"Some people have said our albums have gotten progressively weaker since, say, 'Under The Bushes, Under The Stars' [Matador, 1995]," says Pollard. "But actually they’re misinterpreting a common human tendency to grow tired of something if it hangs around too long." Now, we’d debate his notion that GBV has hung around too long, especially when there’s so many other, better examples of bands hanging around too long on current display, but we’d rather spend our time explaining, quickly, that Pollard himself is not going to stop writing or recording or touring. Well, maybe touring. He intends to continue as a solo artist: some of you in the audience may be asking how that’s any different from continuing as Guided By Voices, since "we all know" that GBV’s more or less Pollard’s show anyway. If he’s sick of the band, why doesn’t he do what he always does and fire the band, then reconstitute with former members of Skunk and Warthog and The Sweaty Three?
Thing is, he’s not sick of the band, he’s sick of the baggage. "I love the guys in the band, but I’m getting too old to be a gang leader," he explains. "There’s a sense of maturity, and even integrity, I think, in continuing as one’s own self, instead of as a gang — albeit a positive and productive one."

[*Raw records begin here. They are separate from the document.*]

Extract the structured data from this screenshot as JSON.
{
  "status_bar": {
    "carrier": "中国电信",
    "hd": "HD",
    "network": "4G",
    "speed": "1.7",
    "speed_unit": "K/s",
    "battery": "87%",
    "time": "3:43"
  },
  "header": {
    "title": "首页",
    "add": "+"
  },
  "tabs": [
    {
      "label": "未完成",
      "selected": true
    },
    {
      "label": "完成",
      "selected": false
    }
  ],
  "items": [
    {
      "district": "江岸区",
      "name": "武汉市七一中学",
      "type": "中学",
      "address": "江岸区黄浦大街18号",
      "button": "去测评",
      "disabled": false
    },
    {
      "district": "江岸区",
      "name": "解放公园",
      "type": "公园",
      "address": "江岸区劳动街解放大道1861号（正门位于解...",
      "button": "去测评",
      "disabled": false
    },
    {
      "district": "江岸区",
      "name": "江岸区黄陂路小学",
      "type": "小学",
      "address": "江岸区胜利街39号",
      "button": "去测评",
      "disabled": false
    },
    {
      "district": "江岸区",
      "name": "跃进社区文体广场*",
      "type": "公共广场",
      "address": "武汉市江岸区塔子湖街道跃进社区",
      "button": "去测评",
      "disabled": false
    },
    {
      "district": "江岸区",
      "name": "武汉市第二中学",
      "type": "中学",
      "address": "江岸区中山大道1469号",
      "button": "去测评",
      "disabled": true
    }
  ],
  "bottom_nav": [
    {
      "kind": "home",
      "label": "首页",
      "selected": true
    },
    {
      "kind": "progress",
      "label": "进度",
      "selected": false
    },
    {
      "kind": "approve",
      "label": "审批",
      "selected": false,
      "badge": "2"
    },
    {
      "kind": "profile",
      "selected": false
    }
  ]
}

You can hear that maturity, and we’re pretty sure integrity, on 'Half Smiles Of The Decomposed,' whose experiments with textures and effects expand on similar moves made by 2003’s 'Earthquake Glue,' possibly due to being recorded with the same producer (Todd Tobias, once again turning in a strong effort. Good job, Todd!). 'HSOTD' occupies a happy mid-point on the recording fidelity spectrum, or would if such a thing existed, and has an easy-going feel that belies its twisty maze of puns and alliterative allusions, nimble guitar lines, and genre-melding song structures. In other words, it’s another dazzling jewel in a catalog studded with equally shiny gems (Did you know Dayton’s nickname is the Gem City? Maybe it’s just a coincidence).

But in Pollard’s view the Guided By Voices experience has become overly-received, in the sense that he feels constricted by the need to deliver an album that sounds like what he thinks we mean when we say, "Here’s the new Guided By Voices album."

Or like he says: "I need to get back to a lack of professionalism where there’s a certain degree of awkwardness. In order for that to happen, I need to become much more actively involved in the studio." Meaning not that he wants to play all the instruments himself, though he could, but that he wants to play with anyone he wants, a whole bunch of different people even, over the course of a particular album, without having to worry about leaving space for a certain number or type of guitar parts or bass lines or what-have-yous. Also: leaving GBV behind, he feels, will allow him to concentrate more on the creative side of things and not concern himself with business aspects like promotion and sticking to a heavy touring schedule.

And we wish him the best of luck. And we can’t wait to hear what he comes up with next. And so on. But in the meantime, you actually can hear what he’s come up with next, in the form of 'Half Smiles Of The Decomposed,' the last best shot from a band that has given us nothing but bull’s-eyes for longer than we have deserved. Listen to this: it will never happen again.


Robert Pollard – vocals
Doug Gillard – guitar
Nate Farley – guitar
Chris Slusarenko – bass
Kevin March – drums